__EXERCISE__
Report how many lines below contain the word "JSON", and give only that number.

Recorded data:
- - -

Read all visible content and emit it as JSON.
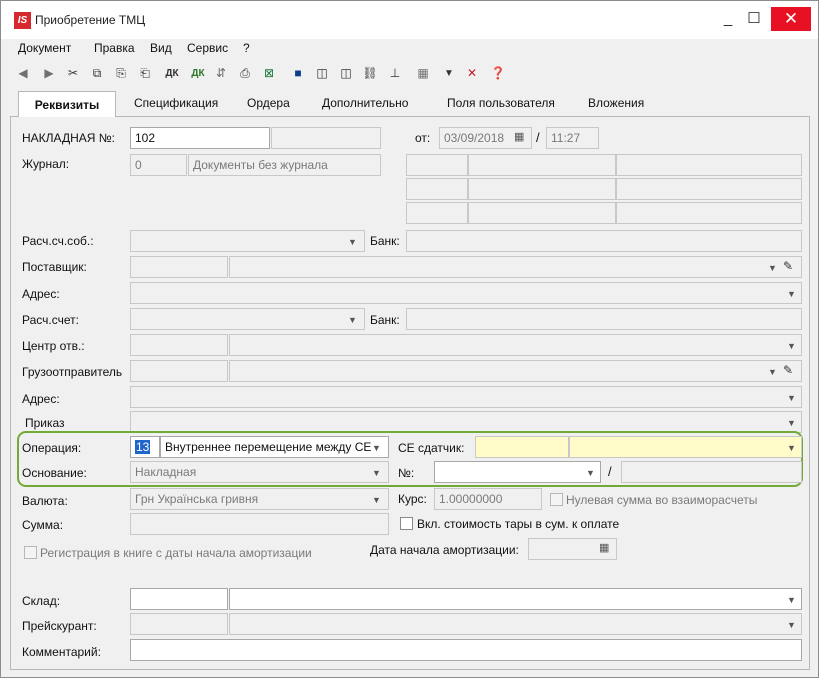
{
  "window": {
    "title": "Приобретение ТМЦ",
    "logo": "IS",
    "min_glyph": "_",
    "max_glyph": "☐",
    "close_glyph": "✕"
  },
  "menu": [
    "Документ",
    "Правка",
    "Вид",
    "Сервис",
    "?"
  ],
  "toolbar": {
    "items": [
      {
        "icon": "back-icon",
        "glyph": "◀"
      },
      {
        "icon": "forward-icon",
        "glyph": "▶"
      },
      {
        "icon": "cut-icon",
        "glyph": "✂"
      },
      {
        "icon": "copy-icon",
        "glyph": "⧉"
      },
      {
        "icon": "paste-icon",
        "glyph": "⎘"
      },
      {
        "icon": "paste-special-icon",
        "glyph": "⎗"
      },
      {
        "icon": "dk-icon",
        "glyph": "ДК"
      },
      {
        "icon": "dk-arrow-icon",
        "glyph": "ДК"
      },
      {
        "icon": "tax-icon",
        "glyph": "⇵"
      },
      {
        "icon": "print-icon",
        "glyph": "⎙"
      },
      {
        "icon": "excel-icon",
        "glyph": "⊠"
      },
      {
        "icon": "save-icon",
        "glyph": "■"
      },
      {
        "icon": "columns-icon",
        "glyph": "◫"
      },
      {
        "icon": "columns2-icon",
        "glyph": "◫"
      },
      {
        "icon": "link-icon",
        "glyph": "⛓"
      },
      {
        "icon": "tree-icon",
        "glyph": "⊥"
      },
      {
        "icon": "grid-icon",
        "glyph": "▦"
      },
      {
        "icon": "filter-icon",
        "glyph": "▼"
      },
      {
        "icon": "clear-filter-icon",
        "glyph": "✕"
      },
      {
        "icon": "help-icon",
        "glyph": "❓"
      }
    ]
  },
  "tabs": [
    "Реквизиты",
    "Спецификация",
    "Ордера",
    "Дополнительно",
    "Поля пользователя",
    "Вложения"
  ],
  "form": {
    "invoice_label": "НАКЛАДНАЯ №:",
    "invoice_number": "102",
    "date_from_label": "от:",
    "date_value": "03/09/2018",
    "time_value": "11:27",
    "date_sep": "/",
    "journal_label": "Журнал:",
    "journal_code": "0",
    "journal_name": "Документы без журнала",
    "own_account_label": "Расч.сч.соб.:",
    "bank_label": "Банк:",
    "supplier_label": "Поставщик:",
    "address_label": "Адрес:",
    "account_label": "Расч.счет:",
    "bank2_label": "Банк:",
    "resp_center_label": "Центр отв.:",
    "consignee_label": "Грузоотправитель",
    "address2_label": "Адрес:",
    "order_label": "Приказ",
    "operation_label": "Операция:",
    "operation_code": "13",
    "operation_name": "Внутреннее перемещение между СЕ",
    "se_sender_label": "СЕ сдатчик:",
    "basis_label": "Основание:",
    "basis_value": "Накладная",
    "basis_no_label": "№:",
    "basis_sep": "/",
    "currency_label": "Валюта:",
    "currency_value": "Грн Українська гривня",
    "rate_label": "Курс:",
    "rate_value": "1.00000000",
    "zero_sum_label": "Нулевая сумма во взаиморасчеты",
    "sum_label": "Сумма:",
    "tare_label": "Вкл. стоимость тары в сум. к оплате",
    "amort_reg_label": "Регистрация в книге с даты начала амортизации",
    "amort_date_label": "Дата начала амортизации:",
    "warehouse_label": "Склад:",
    "pricelist_label": "Прейскурант:",
    "comment_label": "Комментарий:"
  },
  "colors": {
    "accent_green": "#73a936",
    "highlight_yellow": "#fffcc9",
    "close_red": "#e81123"
  }
}
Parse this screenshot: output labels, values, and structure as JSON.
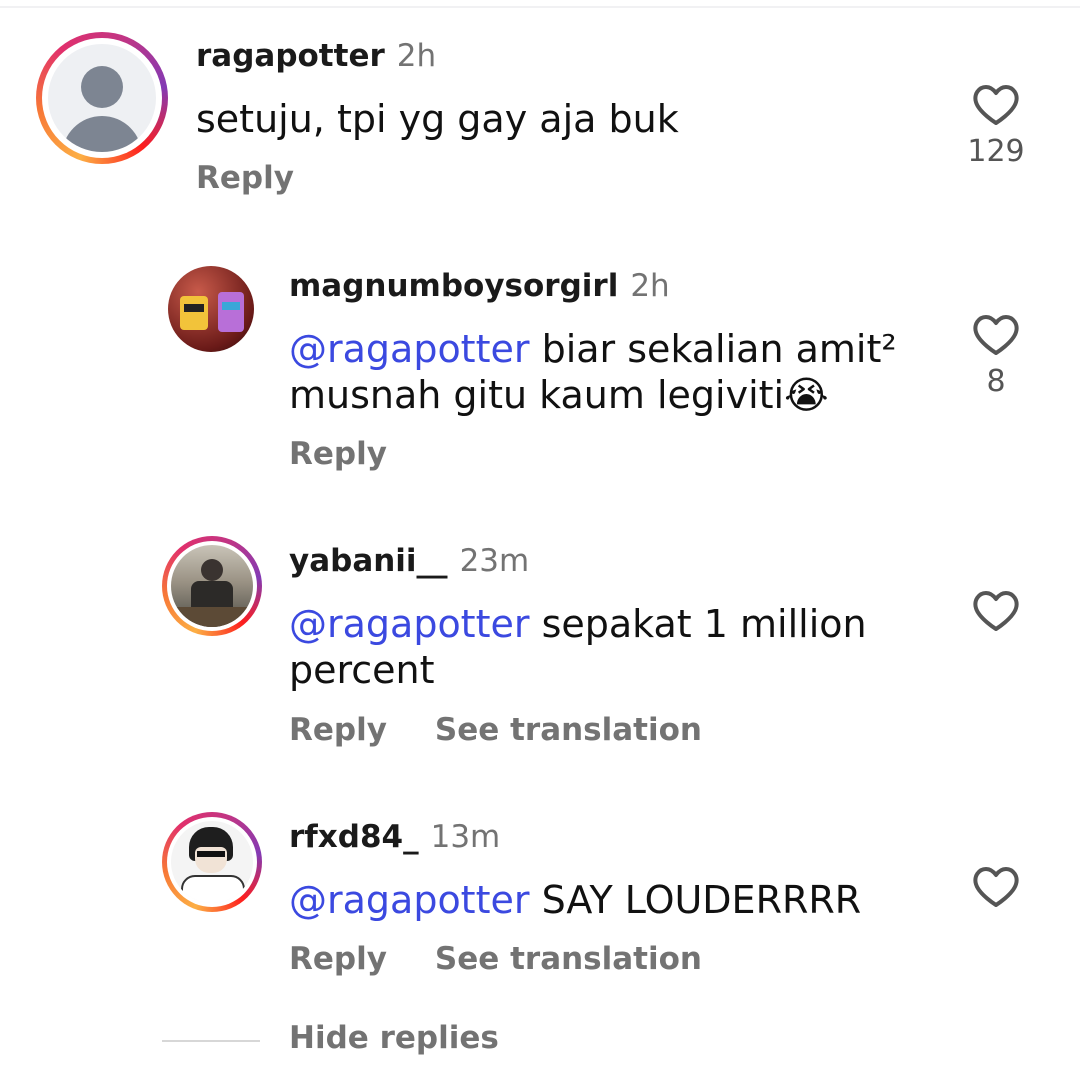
{
  "comments": [
    {
      "username": "ragapotter",
      "time": "2h",
      "text": "setuju, tpi yg gay aja buk",
      "mention": "",
      "reply_label": "Reply",
      "likes": "129"
    },
    {
      "username": "magnumboysorgirl",
      "time": "2h",
      "mention": "@ragapotter",
      "text": "biar sekalian amit² musnah gitu kaum legiviti😭",
      "reply_label": "Reply",
      "likes": "8"
    },
    {
      "username": "yabanii__",
      "time": "23m",
      "mention": "@ragapotter",
      "text": "sepakat 1 million percent",
      "reply_label": "Reply",
      "translate_label": "See translation",
      "likes": ""
    },
    {
      "username": "rfxd84_",
      "time": "13m",
      "mention": "@ragapotter",
      "text": "SAY LOUDERRRR",
      "reply_label": "Reply",
      "translate_label": "See translation",
      "likes": ""
    }
  ],
  "hide_replies_label": "Hide replies",
  "colors": {
    "mention": "#3b49e0",
    "muted": "#737373"
  }
}
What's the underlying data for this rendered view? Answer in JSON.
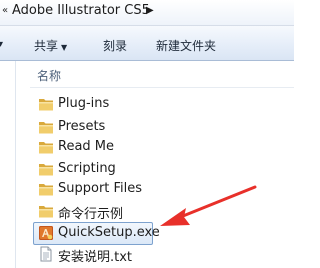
{
  "address_bar": {
    "path_label": "Adobe Illustrator CS5",
    "left_chevron": "«",
    "arrow": "▶"
  },
  "toolbar": {
    "left_chevron": "▾",
    "share_label": "共享",
    "share_dropdown": "▼",
    "burn_label": "刻录",
    "new_folder_label": "新建文件夹"
  },
  "column_header": {
    "name_label": "名称"
  },
  "files": [
    {
      "name": "Plug-ins",
      "icon": "folder-icon"
    },
    {
      "name": "Presets",
      "icon": "folder-icon"
    },
    {
      "name": "Read Me",
      "icon": "folder-icon"
    },
    {
      "name": "Scripting",
      "icon": "folder-icon"
    },
    {
      "name": "Support Files",
      "icon": "folder-icon"
    },
    {
      "name": "命令行示例",
      "icon": "folder-icon"
    },
    {
      "name": "QuickSetup.exe",
      "icon": "exe-icon",
      "selected": true
    },
    {
      "name": "安装说明.txt",
      "icon": "text-file-icon"
    }
  ],
  "colors": {
    "folder": "#e8c25a",
    "selection_border": "#7da2ce",
    "annotation_arrow": "#e8302a"
  }
}
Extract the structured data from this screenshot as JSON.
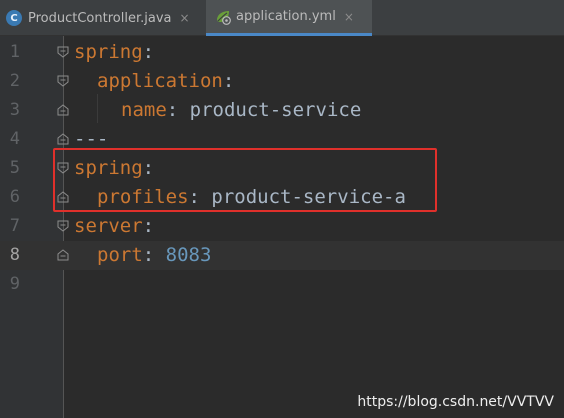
{
  "tabs": [
    {
      "label": "ProductController.java",
      "icon": "java-class-icon",
      "close": "×"
    },
    {
      "label": "application.yml",
      "icon": "spring-yml-icon",
      "close": "×"
    }
  ],
  "lines": [
    {
      "num": "1",
      "key": "spring",
      "colon": ":",
      "value": ""
    },
    {
      "num": "2",
      "key": "application",
      "colon": ":",
      "value": ""
    },
    {
      "num": "3",
      "key": "name",
      "colon": ":",
      "value": "product-service"
    },
    {
      "num": "4",
      "separator": "---"
    },
    {
      "num": "5",
      "key": "spring",
      "colon": ":",
      "value": ""
    },
    {
      "num": "6",
      "key": "profiles",
      "colon": ":",
      "value": "product-service-a"
    },
    {
      "num": "7",
      "key": "server",
      "colon": ":",
      "value": ""
    },
    {
      "num": "8",
      "key": "port",
      "colon": ":",
      "value": "8083"
    },
    {
      "num": "9"
    }
  ],
  "watermark": "https://blog.csdn.net/VVTVV",
  "colors": {
    "background": "#2b2b2b",
    "key": "#cc7832",
    "value": "#a9b7c6",
    "number": "#6897bb",
    "highlight_border": "#e0302b",
    "active_tab_underline": "#4a88c7"
  }
}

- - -

__SOLVED PROBLEM__
4